Final Look: Big Brake Kit Installed
Caliper mounting bolts: 77 ft-lbs
Wheel spacers: 80 ft-lbs
Banjo bolt: 15 ft-lbs
1-Week Follow Up
After 1 week, literally the following weekend, we flushed the lines again. We did actually see a few bubbles come through the lines again. Not much but there were some additional lines present. I would not ignore this very important step!
It’s been about 5 months since we installed this kit on the 4Runner and in that time, I have taken the truck out a few times while heavily loaded down. I have noticed a huge difference in the braking power that the Powerbrakes provide over the factory brakes or even other aftermarket brakes like Powerstops, for example.
The Powerbrakes are in a league of their own. They are, what feels like, at least 5 times more responsive than the factory brakes. The security and peace of mind you get when running such responsive brakes while loaded or unloaded is unlike any other modification. These brakes might just save your life with how responsive and how accurate they are. That’s not a stretch either, there are some pretty wild testimonials out there on these brakes.
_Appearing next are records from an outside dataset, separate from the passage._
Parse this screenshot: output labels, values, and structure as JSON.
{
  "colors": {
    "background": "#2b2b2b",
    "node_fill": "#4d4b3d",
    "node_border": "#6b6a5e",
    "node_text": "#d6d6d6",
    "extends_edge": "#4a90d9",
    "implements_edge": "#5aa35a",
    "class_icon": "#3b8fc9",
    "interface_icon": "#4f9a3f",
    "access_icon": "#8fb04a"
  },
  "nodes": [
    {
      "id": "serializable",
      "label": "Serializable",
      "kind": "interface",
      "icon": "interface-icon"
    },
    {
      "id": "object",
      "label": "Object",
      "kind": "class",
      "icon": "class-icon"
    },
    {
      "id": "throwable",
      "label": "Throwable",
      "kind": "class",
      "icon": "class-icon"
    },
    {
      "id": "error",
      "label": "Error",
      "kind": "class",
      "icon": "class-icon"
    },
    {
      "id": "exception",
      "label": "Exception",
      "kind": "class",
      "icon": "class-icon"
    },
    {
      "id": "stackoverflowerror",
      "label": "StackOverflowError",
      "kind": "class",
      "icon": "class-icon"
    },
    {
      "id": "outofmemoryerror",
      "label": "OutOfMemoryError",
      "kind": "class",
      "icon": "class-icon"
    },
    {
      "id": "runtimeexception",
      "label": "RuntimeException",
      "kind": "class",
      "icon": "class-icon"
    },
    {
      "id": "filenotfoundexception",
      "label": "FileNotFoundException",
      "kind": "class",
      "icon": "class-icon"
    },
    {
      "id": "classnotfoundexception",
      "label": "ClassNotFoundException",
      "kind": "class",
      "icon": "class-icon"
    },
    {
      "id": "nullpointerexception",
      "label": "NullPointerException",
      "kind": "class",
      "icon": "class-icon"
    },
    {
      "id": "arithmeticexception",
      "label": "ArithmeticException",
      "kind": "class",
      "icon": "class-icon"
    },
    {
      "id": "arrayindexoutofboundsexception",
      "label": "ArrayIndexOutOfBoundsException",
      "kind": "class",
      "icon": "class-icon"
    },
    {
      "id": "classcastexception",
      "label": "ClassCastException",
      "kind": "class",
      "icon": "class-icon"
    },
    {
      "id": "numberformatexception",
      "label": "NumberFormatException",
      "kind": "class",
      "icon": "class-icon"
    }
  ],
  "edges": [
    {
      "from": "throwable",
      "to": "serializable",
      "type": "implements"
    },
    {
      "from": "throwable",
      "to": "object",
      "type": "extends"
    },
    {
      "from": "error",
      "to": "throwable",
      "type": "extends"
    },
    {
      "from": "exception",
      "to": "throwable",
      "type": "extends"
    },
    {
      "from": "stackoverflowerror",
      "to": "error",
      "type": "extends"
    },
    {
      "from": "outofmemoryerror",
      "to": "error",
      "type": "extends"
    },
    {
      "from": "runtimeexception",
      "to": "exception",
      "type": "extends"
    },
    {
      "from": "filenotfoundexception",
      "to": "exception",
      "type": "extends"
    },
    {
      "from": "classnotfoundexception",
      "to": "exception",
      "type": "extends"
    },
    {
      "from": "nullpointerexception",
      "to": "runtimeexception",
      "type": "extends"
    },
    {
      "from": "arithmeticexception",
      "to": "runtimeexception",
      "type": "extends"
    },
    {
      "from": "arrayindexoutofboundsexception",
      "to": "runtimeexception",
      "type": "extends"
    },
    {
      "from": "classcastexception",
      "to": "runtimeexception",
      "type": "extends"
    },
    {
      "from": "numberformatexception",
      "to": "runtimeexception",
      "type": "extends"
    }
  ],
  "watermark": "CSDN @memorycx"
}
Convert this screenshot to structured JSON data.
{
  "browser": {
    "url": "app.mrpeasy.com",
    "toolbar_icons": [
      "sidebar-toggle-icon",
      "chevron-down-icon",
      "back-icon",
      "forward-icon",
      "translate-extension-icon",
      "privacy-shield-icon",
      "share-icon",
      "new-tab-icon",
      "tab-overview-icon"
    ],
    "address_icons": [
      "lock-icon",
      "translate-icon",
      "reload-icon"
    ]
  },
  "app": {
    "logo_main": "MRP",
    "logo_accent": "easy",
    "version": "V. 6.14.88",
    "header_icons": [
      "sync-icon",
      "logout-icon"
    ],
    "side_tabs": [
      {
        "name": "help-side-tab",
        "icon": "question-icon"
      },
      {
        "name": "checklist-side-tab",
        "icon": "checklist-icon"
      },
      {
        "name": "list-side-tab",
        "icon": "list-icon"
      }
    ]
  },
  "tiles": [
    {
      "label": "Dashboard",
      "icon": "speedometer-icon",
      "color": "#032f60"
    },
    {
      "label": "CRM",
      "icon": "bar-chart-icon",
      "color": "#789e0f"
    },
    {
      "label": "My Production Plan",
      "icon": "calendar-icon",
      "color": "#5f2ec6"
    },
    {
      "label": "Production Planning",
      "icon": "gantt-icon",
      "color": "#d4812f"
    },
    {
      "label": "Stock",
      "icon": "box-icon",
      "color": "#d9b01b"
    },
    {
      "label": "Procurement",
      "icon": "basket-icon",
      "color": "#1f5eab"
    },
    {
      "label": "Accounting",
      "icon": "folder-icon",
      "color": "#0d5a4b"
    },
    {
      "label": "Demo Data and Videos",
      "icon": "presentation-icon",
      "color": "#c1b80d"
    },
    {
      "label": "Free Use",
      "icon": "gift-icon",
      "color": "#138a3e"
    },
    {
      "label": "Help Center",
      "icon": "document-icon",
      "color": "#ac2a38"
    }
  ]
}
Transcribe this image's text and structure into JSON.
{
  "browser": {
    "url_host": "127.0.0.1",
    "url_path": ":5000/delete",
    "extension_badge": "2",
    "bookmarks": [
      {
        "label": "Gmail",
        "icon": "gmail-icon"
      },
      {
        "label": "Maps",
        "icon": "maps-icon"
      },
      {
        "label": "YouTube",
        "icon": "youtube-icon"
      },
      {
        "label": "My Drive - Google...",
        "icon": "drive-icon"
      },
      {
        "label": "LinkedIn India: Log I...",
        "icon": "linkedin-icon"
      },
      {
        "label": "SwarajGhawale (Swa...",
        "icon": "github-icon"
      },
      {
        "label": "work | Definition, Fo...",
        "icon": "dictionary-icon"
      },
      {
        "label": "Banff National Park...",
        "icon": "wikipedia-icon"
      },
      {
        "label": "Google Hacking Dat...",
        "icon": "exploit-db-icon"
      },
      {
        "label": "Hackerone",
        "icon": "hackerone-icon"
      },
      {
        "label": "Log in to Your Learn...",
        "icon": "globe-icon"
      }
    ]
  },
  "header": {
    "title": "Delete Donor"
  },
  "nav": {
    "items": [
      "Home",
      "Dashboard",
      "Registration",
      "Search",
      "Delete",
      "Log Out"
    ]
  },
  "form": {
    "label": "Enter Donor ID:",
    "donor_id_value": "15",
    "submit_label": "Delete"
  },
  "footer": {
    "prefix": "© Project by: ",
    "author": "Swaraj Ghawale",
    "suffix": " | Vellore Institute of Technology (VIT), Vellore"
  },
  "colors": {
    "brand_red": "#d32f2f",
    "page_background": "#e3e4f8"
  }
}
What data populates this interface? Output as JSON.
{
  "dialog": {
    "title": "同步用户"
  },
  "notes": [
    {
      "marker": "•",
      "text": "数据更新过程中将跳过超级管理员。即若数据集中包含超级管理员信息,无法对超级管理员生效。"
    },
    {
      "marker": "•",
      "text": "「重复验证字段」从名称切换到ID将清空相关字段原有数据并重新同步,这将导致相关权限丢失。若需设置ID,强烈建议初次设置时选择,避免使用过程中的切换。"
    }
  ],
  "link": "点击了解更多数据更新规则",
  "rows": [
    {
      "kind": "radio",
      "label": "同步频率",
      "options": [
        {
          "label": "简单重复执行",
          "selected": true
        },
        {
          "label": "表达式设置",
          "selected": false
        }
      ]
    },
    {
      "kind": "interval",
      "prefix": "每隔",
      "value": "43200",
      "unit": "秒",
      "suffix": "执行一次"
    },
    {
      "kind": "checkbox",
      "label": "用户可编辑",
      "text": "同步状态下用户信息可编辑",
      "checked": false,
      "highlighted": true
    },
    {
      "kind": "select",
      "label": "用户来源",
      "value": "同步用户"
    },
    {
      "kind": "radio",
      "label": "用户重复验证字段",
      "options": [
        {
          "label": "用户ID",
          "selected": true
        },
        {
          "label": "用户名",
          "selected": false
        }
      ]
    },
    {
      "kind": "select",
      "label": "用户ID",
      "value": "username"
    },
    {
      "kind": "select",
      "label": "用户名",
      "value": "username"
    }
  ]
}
I just finished building a big portion of my Tacoma project and it’s still running factory brakes. Upon jumping into the Tacoma after it being on the rack for about 5-6 months, I was blown away at the difference between factory brakes and Powerbrake. There’s no comparison. Powerbrake has performance unlike the factory brakes and any other brake kit I have run. It’s truly impressive how responsive and sensitive they are.
If you’re looking for a performance braking system that will support the weight of your rig, then there is no better option (in my personal opinion) than Powerbrake. This isn’t just another BBK brand trying to enter the market to make a few bucks, Powerbrake has been in the game for longer than most of us have been wheeling.
Let me know if you guys have any questions.